Only a few books stand as landmarks in social and scientific upheaval. Norbert Wiener's classic is one in that small company. Founder of the science of cybernetics—the study of the relationship between computers and the human nervous system—Wiener was widely misunderstood as one who advocated the automation of human life. As this book reveals, his vision was much more complex and interesting. He hoped that machines would release people from relentless and repetitive drudgery in order to achieve more creative pursuits. At the same time he realized the danger of dehumanizing and displacement. His book examines the implications of cybernetics for education, law, language, science, technology, as he anticipates the enormous impact—in effect, a third industrial revolution—that the computer has had on our lives.

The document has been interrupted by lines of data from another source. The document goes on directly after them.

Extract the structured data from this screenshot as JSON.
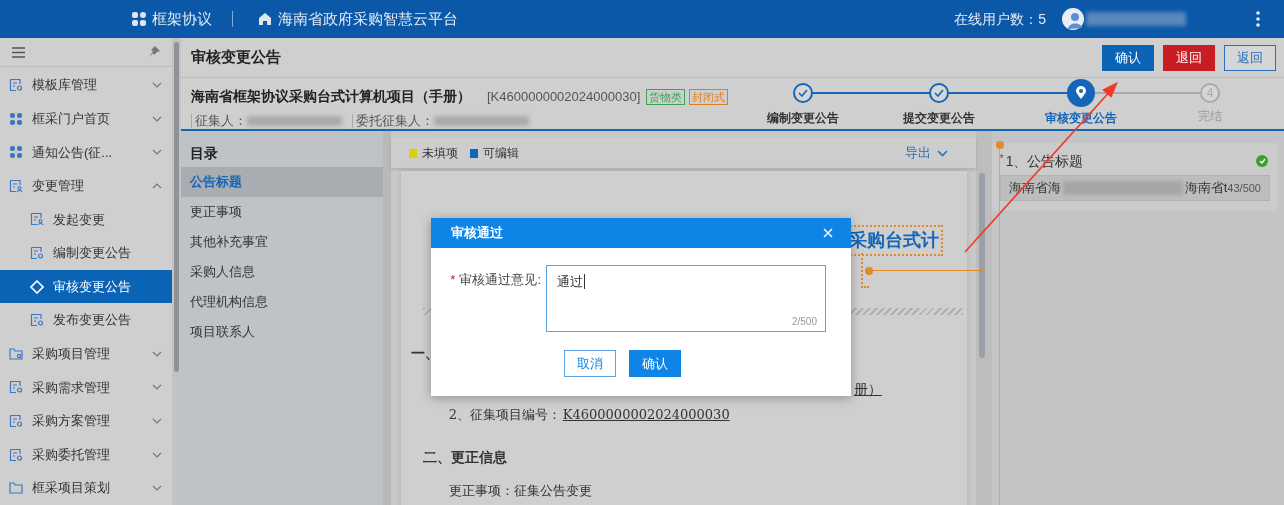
{
  "header": {
    "app_name": "框架协议",
    "platform": "海南省政府采购智慧云平台",
    "online_users": "在线用户数：5"
  },
  "sidebar": {
    "items": [
      {
        "label": "模板库管理",
        "expanded": false,
        "selected": false
      },
      {
        "label": "框采门户首页",
        "expanded": false,
        "selected": false
      },
      {
        "label": "通知公告(征...",
        "expanded": false,
        "selected": false
      },
      {
        "label": "变更管理",
        "expanded": true,
        "selected": false,
        "children": [
          {
            "label": "发起变更",
            "selected": false
          },
          {
            "label": "编制变更公告",
            "selected": false
          },
          {
            "label": "审核变更公告",
            "selected": true
          },
          {
            "label": "发布变更公告",
            "selected": false
          }
        ]
      },
      {
        "label": "采购项目管理",
        "expanded": false,
        "selected": false
      },
      {
        "label": "采购需求管理",
        "expanded": false,
        "selected": false
      },
      {
        "label": "采购方案管理",
        "expanded": false,
        "selected": false
      },
      {
        "label": "采购委托管理",
        "expanded": false,
        "selected": false
      },
      {
        "label": "框采项目策划",
        "expanded": false,
        "selected": false
      }
    ]
  },
  "page": {
    "title": "审核变更公告",
    "buttons": [
      {
        "label": "确认",
        "kind": "primary"
      },
      {
        "label": "退回",
        "kind": "danger"
      },
      {
        "label": "返回",
        "kind": "outline"
      }
    ]
  },
  "project": {
    "name": "海南省框架协议采购台式计算机项目（手册）",
    "code": "[K4600000002024000030]",
    "tags": [
      {
        "label": "货物类",
        "color": "#3aa655"
      },
      {
        "label": "封闭式",
        "color": "#e07b1f"
      }
    ],
    "meta": [
      {
        "label": "征集人："
      },
      {
        "label": "委托征集人："
      }
    ]
  },
  "steps": [
    {
      "label": "编制变更公告",
      "completed": true,
      "selected": false
    },
    {
      "label": "提交变更公告",
      "completed": true,
      "selected": false
    },
    {
      "label": "审核变更公告",
      "completed": false,
      "selected": true
    },
    {
      "label": "完结",
      "completed": false,
      "selected": false,
      "number": "4"
    }
  ],
  "directory": {
    "title": "目录",
    "items": [
      {
        "label": "公告标题",
        "selected": true
      },
      {
        "label": "更正事项",
        "selected": false
      },
      {
        "label": "其他补充事宜",
        "selected": false
      },
      {
        "label": "采购人信息",
        "selected": false
      },
      {
        "label": "代理机构信息",
        "selected": false
      },
      {
        "label": "项目联系人",
        "selected": false
      }
    ]
  },
  "legend": [
    {
      "label": "未填项",
      "color": "#d4d400"
    },
    {
      "label": "可编辑",
      "color": "#0a67c2"
    }
  ],
  "export": "导出",
  "document": {
    "title_right": "采购台式计",
    "section_1_mark": "一、",
    "line_1_tail": "册）",
    "line_2": "2、征集项目编号：",
    "line_2_value": "K4600000002024000030",
    "section_2": "二、更正信息",
    "line_3": "更正事项：征集公告变更"
  },
  "fields": [
    {
      "label": "1、公告标题",
      "required_mark": "*",
      "valid": true,
      "value_start": "海南省海",
      "value_end": "海南省t",
      "count": "43/500"
    }
  ],
  "dialog": {
    "title": "审核通过",
    "label": "审核通过意见:",
    "required_mark": "*",
    "value": "通过",
    "count": "2/500",
    "buttons": [
      {
        "label": "取消",
        "kind": "outline"
      },
      {
        "label": "确认",
        "kind": "primary"
      }
    ]
  }
}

Norbert Wiener received his Ph.D. from Harvard at the age of eighteen, and joined the mathematics department at M.I.T. when he was twenty-five. Honored throughout his life with numerous scientific awards, he was the author of two autobiographies, Ex-Prodogy and I Am a Mathematician, as well as several important books and basic papers on the theory and practice of cybernetics.